What you need to do: Please look for the string "Summary" below and report every line in which it occurs.

☆ ☆ ☆ ☆ ☆ ☆ ☆

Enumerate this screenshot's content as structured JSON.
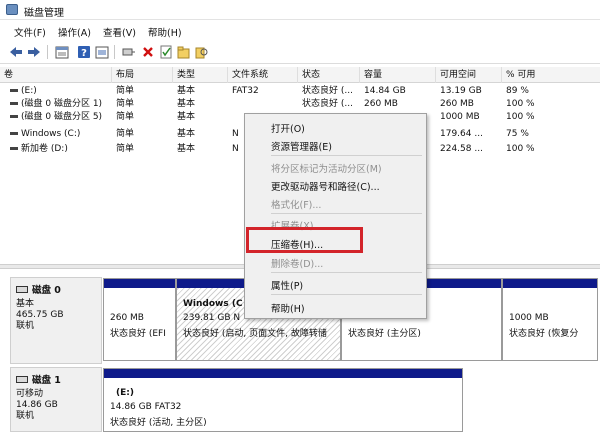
{
  "window": {
    "title": "磁盘管理"
  },
  "menubar": [
    "文件(F)",
    "操作(A)",
    "查看(V)",
    "帮助(H)"
  ],
  "toolbar": {
    "icons": [
      "back-arrow-icon",
      "forward-arrow-icon",
      "properties-icon",
      "help-icon",
      "console-icon",
      "connect-icon",
      "delete-icon",
      "check-icon",
      "new-folder-icon",
      "search-icon"
    ]
  },
  "volume_list": {
    "columns": [
      "卷",
      "布局",
      "类型",
      "文件系统",
      "状态",
      "容量",
      "可用空间",
      "% 可用"
    ],
    "rows": [
      {
        "vol": "(E:)",
        "layout": "简单",
        "type": "基本",
        "fs": "FAT32",
        "status": "状态良好 (...",
        "capacity": "14.84 GB",
        "free": "13.19 GB",
        "pct": "89 %"
      },
      {
        "vol": "(磁盘 0 磁盘分区 1)",
        "layout": "简单",
        "type": "基本",
        "fs": "",
        "status": "状态良好 (...",
        "capacity": "260 MB",
        "free": "260 MB",
        "pct": "100 %"
      },
      {
        "vol": "(磁盘 0 磁盘分区 5)",
        "layout": "简单",
        "type": "基本",
        "fs": "",
        "status": "",
        "capacity": "",
        "free": "1000 MB",
        "pct": "100 %"
      },
      {
        "vol": "Windows (C:)",
        "layout": "简单",
        "type": "基本",
        "fs": "N",
        "status": "",
        "capacity": "",
        "free": "179.64 ...",
        "pct": "75 %"
      },
      {
        "vol": "新加卷 (D:)",
        "layout": "简单",
        "type": "基本",
        "fs": "N",
        "status": "",
        "capacity": "",
        "free": "224.58 ...",
        "pct": "100 %"
      }
    ]
  },
  "context_menu": {
    "items": [
      {
        "label": "打开(O)",
        "enabled": true
      },
      {
        "label": "资源管理器(E)",
        "enabled": true
      },
      {
        "label": "将分区标记为活动分区(M)",
        "enabled": false
      },
      {
        "label": "更改驱动器号和路径(C)...",
        "enabled": true
      },
      {
        "label": "格式化(F)...",
        "enabled": false
      },
      {
        "label": "扩展卷(X)...",
        "enabled": false
      },
      {
        "label": "压缩卷(H)...",
        "enabled": true,
        "highlighted": true
      },
      {
        "label": "删除卷(D)...",
        "enabled": false
      },
      {
        "label": "属性(P)",
        "enabled": true
      },
      {
        "label": "帮助(H)",
        "enabled": true
      }
    ]
  },
  "disks": [
    {
      "name": "磁盘 0",
      "kind": "基本",
      "size": "465.75 GB",
      "state": "联机",
      "partitions": [
        {
          "title": "",
          "line1": "260 MB",
          "line2": "状态良好 (EFI"
        },
        {
          "title": "Windows (C",
          "line1": "239.81 GB N",
          "line2": "状态良好 (启动, 页面文件, 故障转储"
        },
        {
          "title": "",
          "line1": "",
          "line2": "状态良好 (主分区)"
        },
        {
          "title": "",
          "line1": "1000 MB",
          "line2": "状态良好 (恢复分"
        }
      ]
    },
    {
      "name": "磁盘 1",
      "kind": "可移动",
      "size": "14.86 GB",
      "state": "联机",
      "partitions": [
        {
          "title": "(E:)",
          "line1": "14.86 GB FAT32",
          "line2": "状态良好 (活动, 主分区)"
        }
      ]
    }
  ],
  "colors": {
    "partition_header": "#0e1a8a",
    "highlight_box": "#d3242a",
    "delete_icon": "#d01010"
  }
}
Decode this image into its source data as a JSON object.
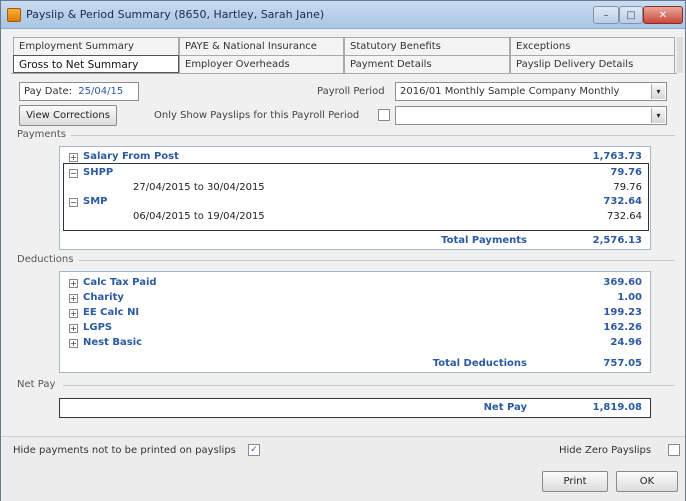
{
  "window": {
    "title": "Payslip & Period Summary (8650, Hartley, Sarah Jane)",
    "minimize": "–",
    "maximize": "□",
    "close": "✕"
  },
  "tabs": {
    "row1": [
      "Employment Summary",
      "PAYE & National Insurance",
      "Statutory Benefits",
      "Exceptions"
    ],
    "row2": [
      "Gross to Net Summary",
      "Employer Overheads",
      "Payment Details",
      "Payslip Delivery Details"
    ]
  },
  "header": {
    "pay_date_label": "Pay Date:",
    "pay_date_value": "25/04/15",
    "payroll_period_label": "Payroll Period",
    "payroll_period_value": "2016/01 Monthly Sample Company Monthly",
    "view_corrections": "View Corrections",
    "only_show_label": "Only Show Payslips for this Payroll Period",
    "only_show_value": ""
  },
  "payments": {
    "section": "Payments",
    "salary_label": "Salary From Post",
    "salary_amount": "1,763.73",
    "shpp_label": "SHPP",
    "shpp_amount": "79.76",
    "shpp_period": "27/04/2015 to 30/04/2015",
    "shpp_period_amount": "79.76",
    "smp_label": "SMP",
    "smp_amount": "732.64",
    "smp_period": "06/04/2015 to 19/04/2015",
    "smp_period_amount": "732.64",
    "total_label": "Total Payments",
    "total_amount": "2,576.13"
  },
  "deductions": {
    "section": "Deductions",
    "items": [
      {
        "label": "Calc Tax Paid",
        "amount": "369.60"
      },
      {
        "label": "Charity",
        "amount": "1.00"
      },
      {
        "label": "EE Calc NI",
        "amount": "199.23"
      },
      {
        "label": "LGPS",
        "amount": "162.26"
      },
      {
        "label": "Nest Basic",
        "amount": "24.96"
      }
    ],
    "total_label": "Total Deductions",
    "total_amount": "757.05"
  },
  "net_pay": {
    "section": "Net Pay",
    "label": "Net Pay",
    "amount": "1,819.08"
  },
  "footer": {
    "hide_payments_label": "Hide payments not to be printed on payslips",
    "hide_zero_label": "Hide Zero Payslips",
    "print": "Print",
    "ok": "OK"
  },
  "expander": {
    "plus": "+",
    "minus": "−"
  },
  "check_mark": "✓",
  "dropdown_arrow": "▾"
}
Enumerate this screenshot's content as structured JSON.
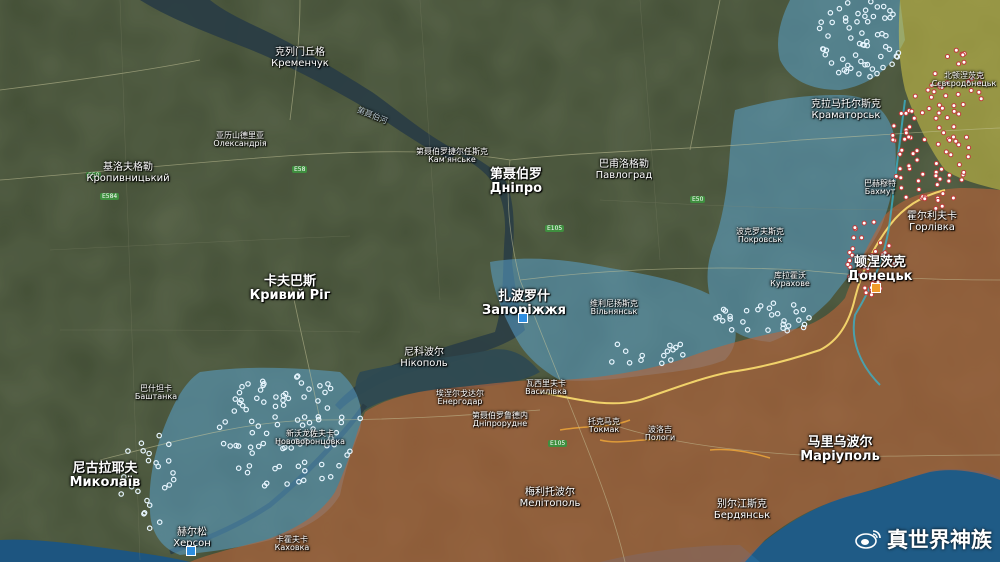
{
  "colors": {
    "terrain": "#3e4a33",
    "river": "#2c4048",
    "sea": "#1f5b86",
    "ukraine_regained": "#5aa5d2",
    "russia_occupied": "#b9643a",
    "contested": "#e0d24a",
    "frontline": "#f1d26a",
    "attack_point": "#ffffff"
  },
  "cities": [
    {
      "id": "kremenchuk",
      "zh": "克列门丘格",
      "ua": "Кременчук",
      "size": "md"
    },
    {
      "id": "kropyvnytskyi",
      "zh": "基洛夫格勒",
      "ua": "Кропивницький",
      "size": "md"
    },
    {
      "id": "oleksandriia",
      "zh": "亚历山德里亚",
      "ua": "Олександрія",
      "size": "sm"
    },
    {
      "id": "kamianske",
      "zh": "第聂伯罗捷尔任斯克",
      "ua": "Кам'янське",
      "size": "sm"
    },
    {
      "id": "dnipro",
      "zh": "第聂伯罗",
      "ua": "Дніпро",
      "size": "lg"
    },
    {
      "id": "pavlohrad",
      "zh": "巴甫洛格勒",
      "ua": "Павлоград",
      "size": "md"
    },
    {
      "id": "kramatorsk",
      "zh": "克拉马托尔斯克",
      "ua": "Краматорськ",
      "size": "md"
    },
    {
      "id": "kryvyi_rih",
      "zh": "卡夫巴斯",
      "ua": "Кривий Ріг",
      "size": "lg"
    },
    {
      "id": "zaporizhzhia",
      "zh": "扎波罗什",
      "ua": "Запоріжжя",
      "size": "lg"
    },
    {
      "id": "nikopol",
      "zh": "尼科波尔",
      "ua": "Нікополь",
      "size": "md"
    },
    {
      "id": "mykolaiv",
      "zh": "尼古拉耶夫",
      "ua": "Миколаїв",
      "size": "lg"
    },
    {
      "id": "kherson",
      "zh": "赫尔松",
      "ua": "Херсон",
      "size": "md"
    },
    {
      "id": "melitopol",
      "zh": "梅利托波尔",
      "ua": "Мелітополь",
      "size": "md"
    },
    {
      "id": "mariupol",
      "zh": "马里乌波尔",
      "ua": "Маріуполь",
      "size": "lg"
    },
    {
      "id": "berdiansk",
      "zh": "别尔江斯克",
      "ua": "Бердянськ",
      "size": "md"
    },
    {
      "id": "horlivka",
      "zh": "霍尔利夫卡",
      "ua": "Горлівка",
      "size": "md"
    },
    {
      "id": "donetsk",
      "zh": "顿涅茨克",
      "ua": "Донецьк",
      "size": "lg"
    },
    {
      "id": "sievierodonetsk",
      "zh": "北顿涅茨克",
      "ua": "Сєвєродонецьк",
      "size": "sm"
    },
    {
      "id": "vasylivka",
      "zh": "瓦西里夫卡",
      "ua": "Василівка",
      "size": "sm"
    },
    {
      "id": "tokmak",
      "zh": "托克马克",
      "ua": "Токмак",
      "size": "sm"
    },
    {
      "id": "enerhodar",
      "zh": "埃涅尔戈达尔",
      "ua": "Енергодар",
      "size": "sm"
    },
    {
      "id": "pokrovsk",
      "zh": "波克罗夫斯克",
      "ua": "Покровськ",
      "size": "sm"
    },
    {
      "id": "vilniansk",
      "zh": "维利尼扬斯克",
      "ua": "Вільнянськ",
      "size": "sm"
    },
    {
      "id": "kurakhove",
      "zh": "库拉霍沃",
      "ua": "Курахове",
      "size": "sm"
    },
    {
      "id": "novovorontsovka",
      "zh": "新沃龙佐夫卡",
      "ua": "Нововоронцовка",
      "size": "sm"
    },
    {
      "id": "bashtanka",
      "zh": "巴什坦卡",
      "ua": "Баштанка",
      "size": "sm"
    },
    {
      "id": "kakhovka",
      "zh": "卡霍夫卡",
      "ua": "Каховка",
      "size": "sm"
    },
    {
      "id": "dniprorudne",
      "zh": "第聂伯罗鲁德内",
      "ua": "Дніпрорудне",
      "size": "sm"
    },
    {
      "id": "polohy",
      "zh": "波洛吉",
      "ua": "Пологи",
      "size": "sm"
    },
    {
      "id": "bakhmut",
      "zh": "巴赫穆特",
      "ua": "Бахмут",
      "size": "sm"
    }
  ],
  "rivers": [
    {
      "id": "dnipro_river",
      "label": "第聂伯河"
    }
  ],
  "road_badges": [
    "E50",
    "E105",
    "E50",
    "E584",
    "E58",
    "E105"
  ],
  "watermark": {
    "text": "真世界神族"
  }
}
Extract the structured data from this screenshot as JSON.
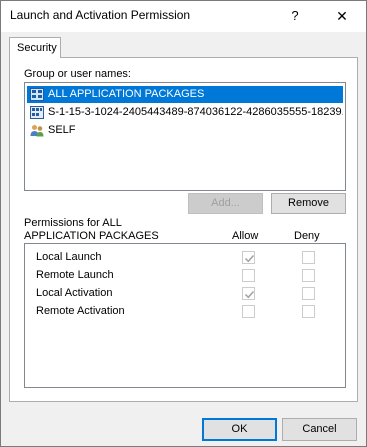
{
  "window": {
    "title": "Launch and Activation Permission",
    "help_glyph": "?",
    "close_glyph": "✕"
  },
  "tabs": [
    {
      "label": "Security"
    }
  ],
  "groups": {
    "label": "Group or user names:",
    "items": [
      {
        "name": "ALL APPLICATION PACKAGES",
        "icon": "app-packages-icon",
        "selected": true
      },
      {
        "name": "S-1-15-3-1024-2405443489-874036122-4286035555-18239...",
        "icon": "capability-icon",
        "selected": false
      },
      {
        "name": "SELF",
        "icon": "users-icon",
        "selected": false
      }
    ]
  },
  "group_buttons": {
    "add": "Add...",
    "remove": "Remove"
  },
  "permissions": {
    "label_line1": "Permissions for ALL",
    "label_line2": "APPLICATION PACKAGES",
    "allow_header": "Allow",
    "deny_header": "Deny",
    "rows": [
      {
        "name": "Local Launch",
        "allow": true,
        "deny": false
      },
      {
        "name": "Remote Launch",
        "allow": false,
        "deny": false
      },
      {
        "name": "Local Activation",
        "allow": true,
        "deny": false
      },
      {
        "name": "Remote Activation",
        "allow": false,
        "deny": false
      }
    ]
  },
  "footer": {
    "ok": "OK",
    "cancel": "Cancel"
  },
  "colors": {
    "selection": "#0078d7",
    "disabled_check": "#a0a0a0"
  }
}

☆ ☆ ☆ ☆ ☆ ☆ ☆

Exercise answer:
    "title": "Payslip & Period Summary (8650, Hartley, Sarah Jane)",
      "Employment Summary",
      "Gross to Net Summary",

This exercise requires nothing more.